A review of the book Caught in the Middle by Richard Longworth.
Last week, a former Chicago Tribune journalist turned author, Richard Longworth, was in Muncie to speak about his book at the Ivy Tech campus within the Patterson building in downtown Muncie.
His book details the painful history of the Midwest, including what led to the decline – failing automotive industry and globalization. It generally paints a rather grim and depressing picture of the Midwest and its “American Hometowns” spread throughout the region.
Since the book was published in 2008, it didn’t cover how the recession further pounded the Midwest with declining property values, increased taxes, and high unemployment.

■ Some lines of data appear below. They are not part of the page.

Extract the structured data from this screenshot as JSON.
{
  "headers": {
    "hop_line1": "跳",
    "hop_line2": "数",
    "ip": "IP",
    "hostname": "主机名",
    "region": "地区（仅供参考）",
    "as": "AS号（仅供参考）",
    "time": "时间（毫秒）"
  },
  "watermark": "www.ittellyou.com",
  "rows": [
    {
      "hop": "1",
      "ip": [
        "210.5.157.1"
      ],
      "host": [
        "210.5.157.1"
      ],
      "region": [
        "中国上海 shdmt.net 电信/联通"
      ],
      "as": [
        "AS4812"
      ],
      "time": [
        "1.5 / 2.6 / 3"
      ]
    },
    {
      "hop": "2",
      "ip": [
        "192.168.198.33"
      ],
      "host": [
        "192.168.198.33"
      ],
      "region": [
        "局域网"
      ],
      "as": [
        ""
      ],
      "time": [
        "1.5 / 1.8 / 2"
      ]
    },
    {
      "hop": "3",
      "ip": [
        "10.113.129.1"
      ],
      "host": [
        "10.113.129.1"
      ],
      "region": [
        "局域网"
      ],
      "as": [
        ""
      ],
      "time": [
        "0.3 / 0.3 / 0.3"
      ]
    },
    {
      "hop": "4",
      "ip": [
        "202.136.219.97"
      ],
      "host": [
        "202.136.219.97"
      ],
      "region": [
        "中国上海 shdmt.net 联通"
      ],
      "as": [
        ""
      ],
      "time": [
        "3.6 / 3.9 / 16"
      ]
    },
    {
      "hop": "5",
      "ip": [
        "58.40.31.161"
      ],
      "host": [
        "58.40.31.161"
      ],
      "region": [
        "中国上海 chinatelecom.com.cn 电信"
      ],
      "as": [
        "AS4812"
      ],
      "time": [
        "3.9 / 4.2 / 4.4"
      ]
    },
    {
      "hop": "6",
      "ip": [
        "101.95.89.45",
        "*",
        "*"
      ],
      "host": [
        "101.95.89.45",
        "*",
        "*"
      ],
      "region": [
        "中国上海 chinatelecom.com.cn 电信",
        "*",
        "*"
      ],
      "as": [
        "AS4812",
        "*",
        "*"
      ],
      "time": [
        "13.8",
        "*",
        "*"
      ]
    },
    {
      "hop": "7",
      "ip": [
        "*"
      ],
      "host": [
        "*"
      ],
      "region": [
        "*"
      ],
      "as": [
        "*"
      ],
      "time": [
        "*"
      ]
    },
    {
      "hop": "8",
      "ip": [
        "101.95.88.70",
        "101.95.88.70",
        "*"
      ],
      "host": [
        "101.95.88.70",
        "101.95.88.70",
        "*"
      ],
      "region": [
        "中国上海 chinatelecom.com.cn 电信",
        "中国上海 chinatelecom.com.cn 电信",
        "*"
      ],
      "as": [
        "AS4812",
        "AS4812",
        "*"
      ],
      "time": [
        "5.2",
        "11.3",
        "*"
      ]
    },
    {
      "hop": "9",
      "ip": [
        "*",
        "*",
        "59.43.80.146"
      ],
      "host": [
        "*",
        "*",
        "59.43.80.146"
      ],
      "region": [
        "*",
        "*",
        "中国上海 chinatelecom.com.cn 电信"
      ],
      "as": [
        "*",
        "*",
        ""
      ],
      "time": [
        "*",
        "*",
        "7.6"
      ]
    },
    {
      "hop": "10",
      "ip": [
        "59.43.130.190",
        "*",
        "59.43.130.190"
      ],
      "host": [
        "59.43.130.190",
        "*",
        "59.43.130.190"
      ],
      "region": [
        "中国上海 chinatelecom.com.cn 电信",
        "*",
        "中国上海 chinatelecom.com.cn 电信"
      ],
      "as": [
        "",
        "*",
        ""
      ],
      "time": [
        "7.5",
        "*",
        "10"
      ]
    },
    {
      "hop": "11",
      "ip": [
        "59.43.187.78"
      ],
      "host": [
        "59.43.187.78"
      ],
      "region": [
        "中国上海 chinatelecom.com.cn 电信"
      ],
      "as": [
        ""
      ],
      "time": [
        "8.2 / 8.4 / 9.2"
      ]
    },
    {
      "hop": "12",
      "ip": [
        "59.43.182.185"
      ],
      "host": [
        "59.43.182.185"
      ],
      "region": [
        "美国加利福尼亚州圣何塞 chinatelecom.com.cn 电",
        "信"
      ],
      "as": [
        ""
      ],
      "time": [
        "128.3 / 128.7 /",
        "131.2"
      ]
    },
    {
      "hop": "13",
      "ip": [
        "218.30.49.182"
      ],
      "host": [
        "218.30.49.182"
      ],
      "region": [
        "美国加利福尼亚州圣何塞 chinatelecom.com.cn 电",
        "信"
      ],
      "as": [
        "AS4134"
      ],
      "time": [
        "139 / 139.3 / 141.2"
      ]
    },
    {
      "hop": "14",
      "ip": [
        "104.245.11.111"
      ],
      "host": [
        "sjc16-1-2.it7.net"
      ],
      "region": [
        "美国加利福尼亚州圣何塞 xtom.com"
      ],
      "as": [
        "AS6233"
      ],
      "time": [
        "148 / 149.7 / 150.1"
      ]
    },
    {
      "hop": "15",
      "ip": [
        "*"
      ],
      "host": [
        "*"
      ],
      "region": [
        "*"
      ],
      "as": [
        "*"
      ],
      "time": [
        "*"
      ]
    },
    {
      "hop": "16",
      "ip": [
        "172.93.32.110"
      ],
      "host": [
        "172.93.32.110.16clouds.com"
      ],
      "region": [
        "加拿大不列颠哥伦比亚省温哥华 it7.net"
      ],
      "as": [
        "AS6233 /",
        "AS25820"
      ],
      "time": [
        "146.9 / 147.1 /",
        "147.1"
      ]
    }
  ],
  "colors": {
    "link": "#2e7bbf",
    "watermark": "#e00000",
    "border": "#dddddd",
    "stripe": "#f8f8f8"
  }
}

However, Mr. Longworth did take advantage of postscript in the back of the book. In a few short pages, he shared what we’ve been witnessing the past several years, and what we see with our eyes daily, but deny in our hearts – the industrial age, and the automobile industry, is not returning to revive our communities. Mr. Longworth states, “Much of the Midwest remains in denial.”
The book is not just about bruising our ego, and sharing that our high school dropouts will never make above minimum wage for life.
He does offer solutions: the Midwest must reinvent itself and invest in the new clean energy sources of tomorrow – biofuel, biogerontechnology, and even clean water technologies.
His suggestion is reinvention and future development of resources should be done in collaboration with neighboring states. As opposed to competing against one another., he offers, “Our future success will come to the region as a whole when we work together.”
What, no more silos?
As we’ve suggested in the past, it would appear our competitive nature is working against us. Within a few short years, our society has been flattened by globalization. Our competition is no longer sitting across county lines, or in another region. It’s in another country, or even a continent away. Now, our neighboring communities must become our allies if we are to sustain.
The author even recommends utilizing the post WWII Marshall Plan which gave European countries the money to rebuild, but only if the ideas came from the countries themselves. Mr. Longworth says the federal government could do the same for regions within the United States – an interesting idea.
Forced collaborations might be a really good idea – something Muncie has exhibited under new leadership in 2012, but could be expanded upon with the county and our surrounding towns/cities.
Mr. Longworth identified several key players throughout our region who are leading this new era of collaboration, so we should seek their advice and guidance.
The takeaway we received from Mr. Longworth’s book and presentation is Muncie cannot rely on the good old days to return – it’s over and done. We have an entire generation that has become obsolete and unable to contribute, and we’ll have to provide for them whether we live in the new suburbs or inner city.
He also fired a warning shot that education is even more vital than it ever was before. Our kids dropping out of high school, or barely passing, will be subjected to a lifetime of minimum wage earnings and unable to support a family. To combine his thoughts with other leaders in the global revolution – America’s educational system is failing, and we must do better now.
We have a chalkboard with old plays and players that just don’t work in the new game. Like many others, Mr Longworth is asking us to reinvent ourselves, and work together with our neighbors in order to be successful.
How will we answer the wake up call?